Over the past few years the debate over the economic rationality of health, safety and environmental regulation has morphed into a sustained controversy over the tests and methods by which that rationality is judged. Critics have argued that the main regulatory scorecards which comprise much of the empirical foundation for the regulatory reform movement are fundamentally flawed because they: alter agency estimates of future costs and benefits; disregard most uncertainties; and misrepresent ex ante guesses as the costs and benefits of regulation. They also zero out whole categories of benefits that cannot be quantified and/or monetized even when the benefits clearly are substantial. Finally, most scorecards contain no test to detect untaken regulatory opportunities or regulations that are too lenient. They only identify regulations that appear too strict, an asymmetry that creates a built-in bias favoring the conclusion they purport to have proven. This Article responds to the latest defenses of scorecards offered by their proponents. It observes that scorecardists do not, for the most part, deny engaging in the practices described above, and cannot deny that they stray from widely-agreed principles of sound cost-benefit analysis in so doing. Rather, defenders of scorecards have asserted that such deviations are justified on policy grounds, or that they do not materially affect the results, or (most fundamentally) that there is no alternative. This Article argues that these errors occur, they are inherent to strictly numeric scorecards, they are not justified, and they cannot rationally be disregarded as harmless errors. Moreover, there is a clear alternative. Implementing that alternative, however, requires abandoning strictly numeric regulatory scorecards as a defunct mode of analysis.

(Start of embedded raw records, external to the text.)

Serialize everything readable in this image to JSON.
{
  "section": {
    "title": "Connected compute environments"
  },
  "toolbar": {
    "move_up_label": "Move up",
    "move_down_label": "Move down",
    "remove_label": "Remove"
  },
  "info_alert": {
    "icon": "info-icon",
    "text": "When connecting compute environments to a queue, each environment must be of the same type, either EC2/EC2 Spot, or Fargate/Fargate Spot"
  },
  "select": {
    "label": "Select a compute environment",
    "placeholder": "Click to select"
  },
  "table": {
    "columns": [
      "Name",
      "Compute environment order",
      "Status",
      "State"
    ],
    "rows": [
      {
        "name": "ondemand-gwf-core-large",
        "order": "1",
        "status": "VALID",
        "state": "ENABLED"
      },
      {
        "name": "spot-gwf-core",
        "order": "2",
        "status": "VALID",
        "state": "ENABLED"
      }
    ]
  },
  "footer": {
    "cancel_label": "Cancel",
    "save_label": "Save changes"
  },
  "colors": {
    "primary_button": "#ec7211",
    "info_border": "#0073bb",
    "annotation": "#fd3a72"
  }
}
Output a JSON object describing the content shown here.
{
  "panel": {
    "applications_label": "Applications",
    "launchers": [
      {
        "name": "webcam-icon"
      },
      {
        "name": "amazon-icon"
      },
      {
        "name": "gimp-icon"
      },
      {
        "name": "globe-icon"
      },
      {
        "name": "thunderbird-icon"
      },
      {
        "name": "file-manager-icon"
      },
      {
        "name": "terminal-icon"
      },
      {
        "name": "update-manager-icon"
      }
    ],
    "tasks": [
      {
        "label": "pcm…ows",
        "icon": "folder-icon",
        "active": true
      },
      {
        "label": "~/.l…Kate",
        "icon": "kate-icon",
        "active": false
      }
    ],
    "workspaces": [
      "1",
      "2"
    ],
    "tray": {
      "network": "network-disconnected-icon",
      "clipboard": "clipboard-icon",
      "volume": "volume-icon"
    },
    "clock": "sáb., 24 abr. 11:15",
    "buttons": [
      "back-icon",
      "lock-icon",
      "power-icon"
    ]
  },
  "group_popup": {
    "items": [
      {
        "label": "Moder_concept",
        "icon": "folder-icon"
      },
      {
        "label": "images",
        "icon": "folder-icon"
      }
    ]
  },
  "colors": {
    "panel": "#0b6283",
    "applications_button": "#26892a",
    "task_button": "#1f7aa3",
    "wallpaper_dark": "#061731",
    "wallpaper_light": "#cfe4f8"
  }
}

It also requires certain changes in the way regulatory analyses are prepared initially at the agency level, and in the way they are reviewed after the fact.
Parker, Richard, "The Empirical Roots of the 'Regulatory Reform' Movement: A Critical Appraisal" (2006). Faculty Articles and Papers. 270.